... and off we go!
Today, february 8th, marks the start of my university graduation research project. I am a student of environmental sciences at the University of Utrecht, the Netherlands.
I plan to investigate the value-creating potential of Pay as you drive (PAYD) vehicle insurance, which is a car insurance that is paid for in cents per mile or kilometre instead of a fixed sum per year, as is currently the case with most insurance companies.
The idea is that people who pay their insurance fees per distance traveled will more consciously weigh their options when planning a trip, leaving their car unused more, thus contributing to reductions in traffic congestion, and reductions in transport emissions and in damage-claims, both collision- and liability claims.
Congestion, traffic (exhaust) emissions and damage repair all have considerable environmental impacts, so arguably PAYD insurance is potentially a good way to use a so-called market based instrument to reduce those impacts. But in order to have it available to individual motorists, individual insurance companies will have to have it on offer. Insurance companies will be reluctant to provide the possibility to insure 'the PAYD way' when a good business case is lacking.
My research will be focused on two main questions:
1. How much environmental value can be created by the introduction of PAYD vehicle insurance in the Netherlands?
2. How much corporate value (ie, business opportunities for individual vehicle insurance companies) can be created by the introduction of PAYD by individual dutch insurance companies?
Depending on the outcome of those two questions, the remainder of the research report will be about:
- suggestions to make PAYD a more attractive product for an insurer to offer (currently, hardly any company has it on offer)

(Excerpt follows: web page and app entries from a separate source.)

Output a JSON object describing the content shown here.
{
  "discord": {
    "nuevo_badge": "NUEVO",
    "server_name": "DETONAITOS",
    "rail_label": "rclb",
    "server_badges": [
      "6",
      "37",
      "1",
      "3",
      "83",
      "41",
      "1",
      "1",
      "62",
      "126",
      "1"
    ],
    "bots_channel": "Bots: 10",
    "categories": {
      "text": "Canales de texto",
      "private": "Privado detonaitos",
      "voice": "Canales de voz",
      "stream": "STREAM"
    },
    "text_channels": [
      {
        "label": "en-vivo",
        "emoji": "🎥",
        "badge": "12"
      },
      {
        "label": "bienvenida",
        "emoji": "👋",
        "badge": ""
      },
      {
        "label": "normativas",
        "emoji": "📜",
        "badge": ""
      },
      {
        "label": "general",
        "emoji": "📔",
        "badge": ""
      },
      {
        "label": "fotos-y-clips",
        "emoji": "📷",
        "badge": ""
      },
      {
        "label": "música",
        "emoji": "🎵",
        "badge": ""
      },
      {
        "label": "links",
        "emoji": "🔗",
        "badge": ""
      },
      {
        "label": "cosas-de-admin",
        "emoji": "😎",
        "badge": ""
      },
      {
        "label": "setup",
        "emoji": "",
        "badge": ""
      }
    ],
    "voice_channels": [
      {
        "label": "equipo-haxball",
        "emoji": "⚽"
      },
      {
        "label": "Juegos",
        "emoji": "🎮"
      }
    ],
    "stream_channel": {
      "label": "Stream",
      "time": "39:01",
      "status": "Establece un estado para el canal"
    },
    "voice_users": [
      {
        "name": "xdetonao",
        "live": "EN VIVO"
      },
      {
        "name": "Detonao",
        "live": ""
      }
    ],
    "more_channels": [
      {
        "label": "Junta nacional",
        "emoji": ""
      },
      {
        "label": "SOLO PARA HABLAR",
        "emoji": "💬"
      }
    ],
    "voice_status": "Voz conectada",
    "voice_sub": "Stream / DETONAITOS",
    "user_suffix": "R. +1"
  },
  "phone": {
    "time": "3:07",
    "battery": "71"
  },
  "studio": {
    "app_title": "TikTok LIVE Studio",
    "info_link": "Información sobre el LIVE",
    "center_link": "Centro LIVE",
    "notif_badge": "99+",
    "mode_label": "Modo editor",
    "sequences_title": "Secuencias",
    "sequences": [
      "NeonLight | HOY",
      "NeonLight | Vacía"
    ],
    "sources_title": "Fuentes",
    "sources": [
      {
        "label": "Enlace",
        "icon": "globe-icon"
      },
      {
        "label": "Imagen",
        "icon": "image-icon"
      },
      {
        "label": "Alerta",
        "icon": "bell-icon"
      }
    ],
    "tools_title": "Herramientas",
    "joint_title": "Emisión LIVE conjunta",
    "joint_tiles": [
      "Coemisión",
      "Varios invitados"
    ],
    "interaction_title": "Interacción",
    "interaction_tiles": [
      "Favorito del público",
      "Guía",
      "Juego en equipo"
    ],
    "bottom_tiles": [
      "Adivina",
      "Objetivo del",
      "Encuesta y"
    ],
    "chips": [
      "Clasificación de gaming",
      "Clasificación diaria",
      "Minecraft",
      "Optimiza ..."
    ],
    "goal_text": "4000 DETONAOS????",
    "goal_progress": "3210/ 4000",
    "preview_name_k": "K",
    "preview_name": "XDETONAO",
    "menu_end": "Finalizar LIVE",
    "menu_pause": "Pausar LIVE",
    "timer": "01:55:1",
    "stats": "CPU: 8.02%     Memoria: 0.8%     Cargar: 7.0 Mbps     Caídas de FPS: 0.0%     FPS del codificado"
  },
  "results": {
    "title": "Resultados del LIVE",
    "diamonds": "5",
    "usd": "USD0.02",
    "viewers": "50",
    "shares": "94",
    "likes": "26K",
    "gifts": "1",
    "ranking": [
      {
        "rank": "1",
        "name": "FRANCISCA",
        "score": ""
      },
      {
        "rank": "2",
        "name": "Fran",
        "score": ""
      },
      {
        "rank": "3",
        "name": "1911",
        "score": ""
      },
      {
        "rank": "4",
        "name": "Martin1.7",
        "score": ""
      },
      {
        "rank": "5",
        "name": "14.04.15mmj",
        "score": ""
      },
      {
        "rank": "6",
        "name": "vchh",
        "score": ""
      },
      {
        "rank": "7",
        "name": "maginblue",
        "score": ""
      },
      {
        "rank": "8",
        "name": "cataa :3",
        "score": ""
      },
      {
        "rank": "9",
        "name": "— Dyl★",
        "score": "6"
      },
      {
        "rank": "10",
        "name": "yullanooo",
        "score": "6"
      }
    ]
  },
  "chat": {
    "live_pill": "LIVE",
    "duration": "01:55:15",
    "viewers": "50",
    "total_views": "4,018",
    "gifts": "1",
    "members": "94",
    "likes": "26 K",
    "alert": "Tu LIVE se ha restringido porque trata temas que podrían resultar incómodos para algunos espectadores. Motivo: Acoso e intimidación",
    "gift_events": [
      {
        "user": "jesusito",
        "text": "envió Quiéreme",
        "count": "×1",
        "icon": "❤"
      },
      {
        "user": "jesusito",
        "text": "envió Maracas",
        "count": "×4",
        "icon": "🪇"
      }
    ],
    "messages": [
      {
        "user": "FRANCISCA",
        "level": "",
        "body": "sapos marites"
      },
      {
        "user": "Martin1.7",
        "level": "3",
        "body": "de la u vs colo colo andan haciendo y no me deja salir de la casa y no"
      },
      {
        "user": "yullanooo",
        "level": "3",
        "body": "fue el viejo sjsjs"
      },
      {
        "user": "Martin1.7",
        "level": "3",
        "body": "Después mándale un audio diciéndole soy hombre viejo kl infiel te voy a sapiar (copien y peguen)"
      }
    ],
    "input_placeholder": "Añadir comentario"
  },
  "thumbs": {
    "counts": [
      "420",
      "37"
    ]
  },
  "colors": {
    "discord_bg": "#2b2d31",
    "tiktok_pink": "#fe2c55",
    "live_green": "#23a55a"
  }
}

- suggestions to make PAYD more value-creating in terms of reducing environmental impacts (under those involved with the product, there seems to be a sort of consensus about two things: 1. PAYD on its own will not revolutionize traffic-related environmental impacts; 2. It might be a sensible complement to other market-based transport regulation measures, such as a 'kilometerheffing', a general tax on mobility levied by the government, an idea that is aired regularly in dutch politics but has failed to pass through parliament as legislation on several occasions).
More generally, the idea is this: a comprehensive variabilisation of the costs of individual mobility, which is a part of Dutch governmental transport policy, is an indispensable part of the transition to a more sustainable mobility.
If the two questions should yield two clear 'zero' answers, the remainder of the research report should focus on suggestions to reduce transport-related emissions in other ways.
I hope to keep myself focused, motivated and productive by the contributions to this blog, at the same time practising my English writing skills.
So, dear reader, whoever you are, do not hesitate to reprimand me (in comments, for example) in case I fail to make good progress at any time!